This essay takes up how state regulation of religion was managed by Soto Zen Buddhism, with particular attention given to rules governing the clerical ranks and robes.

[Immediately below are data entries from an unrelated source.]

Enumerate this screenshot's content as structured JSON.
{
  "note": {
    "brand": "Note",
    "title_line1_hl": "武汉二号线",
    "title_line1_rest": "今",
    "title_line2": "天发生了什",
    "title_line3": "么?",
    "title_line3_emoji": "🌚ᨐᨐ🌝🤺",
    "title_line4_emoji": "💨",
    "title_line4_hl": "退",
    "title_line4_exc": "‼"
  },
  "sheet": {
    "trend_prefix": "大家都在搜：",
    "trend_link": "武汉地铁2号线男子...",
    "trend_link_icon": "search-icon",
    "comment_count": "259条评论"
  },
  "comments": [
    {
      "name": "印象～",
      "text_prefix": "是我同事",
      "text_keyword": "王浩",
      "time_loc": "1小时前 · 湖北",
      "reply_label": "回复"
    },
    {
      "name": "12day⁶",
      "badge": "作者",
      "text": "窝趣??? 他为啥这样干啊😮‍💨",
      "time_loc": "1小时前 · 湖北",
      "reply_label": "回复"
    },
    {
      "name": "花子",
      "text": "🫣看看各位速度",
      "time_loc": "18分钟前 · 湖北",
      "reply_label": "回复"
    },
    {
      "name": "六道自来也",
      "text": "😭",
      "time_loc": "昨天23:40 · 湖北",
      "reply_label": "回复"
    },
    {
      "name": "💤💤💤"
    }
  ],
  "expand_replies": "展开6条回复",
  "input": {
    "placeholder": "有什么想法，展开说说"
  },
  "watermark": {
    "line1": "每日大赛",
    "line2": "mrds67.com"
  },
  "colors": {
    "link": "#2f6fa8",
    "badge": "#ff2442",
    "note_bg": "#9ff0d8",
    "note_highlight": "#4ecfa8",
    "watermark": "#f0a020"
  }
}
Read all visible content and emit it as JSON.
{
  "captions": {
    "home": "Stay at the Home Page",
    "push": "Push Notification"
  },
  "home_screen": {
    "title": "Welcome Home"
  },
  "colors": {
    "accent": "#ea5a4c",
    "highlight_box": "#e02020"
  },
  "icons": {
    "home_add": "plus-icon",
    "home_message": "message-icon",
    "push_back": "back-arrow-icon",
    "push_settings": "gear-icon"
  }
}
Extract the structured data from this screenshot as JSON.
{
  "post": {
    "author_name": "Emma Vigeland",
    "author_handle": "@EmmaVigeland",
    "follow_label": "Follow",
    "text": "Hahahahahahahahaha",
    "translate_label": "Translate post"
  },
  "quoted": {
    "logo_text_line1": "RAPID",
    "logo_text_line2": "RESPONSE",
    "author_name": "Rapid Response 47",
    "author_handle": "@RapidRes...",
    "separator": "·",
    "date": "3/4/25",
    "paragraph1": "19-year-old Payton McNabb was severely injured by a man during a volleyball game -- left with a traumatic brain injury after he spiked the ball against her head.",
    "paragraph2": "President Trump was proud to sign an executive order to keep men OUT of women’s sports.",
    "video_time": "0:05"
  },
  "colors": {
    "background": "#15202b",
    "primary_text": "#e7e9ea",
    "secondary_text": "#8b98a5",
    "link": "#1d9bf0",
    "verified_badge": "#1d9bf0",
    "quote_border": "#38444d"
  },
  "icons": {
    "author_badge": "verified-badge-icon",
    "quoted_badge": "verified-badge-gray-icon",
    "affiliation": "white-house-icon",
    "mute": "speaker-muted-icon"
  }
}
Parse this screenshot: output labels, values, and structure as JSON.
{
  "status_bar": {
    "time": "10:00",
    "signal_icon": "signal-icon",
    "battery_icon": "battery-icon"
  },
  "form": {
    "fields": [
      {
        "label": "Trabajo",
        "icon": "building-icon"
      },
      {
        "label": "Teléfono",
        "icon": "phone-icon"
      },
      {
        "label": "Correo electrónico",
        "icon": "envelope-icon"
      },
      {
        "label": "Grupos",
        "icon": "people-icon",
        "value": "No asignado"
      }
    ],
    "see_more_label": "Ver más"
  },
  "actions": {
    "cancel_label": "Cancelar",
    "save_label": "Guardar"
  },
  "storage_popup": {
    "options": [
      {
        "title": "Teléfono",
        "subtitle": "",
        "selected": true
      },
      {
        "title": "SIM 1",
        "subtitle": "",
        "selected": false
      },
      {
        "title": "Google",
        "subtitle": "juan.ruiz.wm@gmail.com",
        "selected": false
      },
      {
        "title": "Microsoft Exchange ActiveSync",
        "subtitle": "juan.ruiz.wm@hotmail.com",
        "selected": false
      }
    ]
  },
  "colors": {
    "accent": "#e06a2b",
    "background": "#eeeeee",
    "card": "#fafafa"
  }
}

The 1627 purple robe incident is examined as an emblematic case of the new power relationship between the new bakufu’s concern about subversive elements that could challenge its hold on power; the imperial household’s customary authority to award the highest-ranking, imperially-sanctioned purple robe; and Buddhist institutions that laid claim on the authority to recognize spiritual advancement.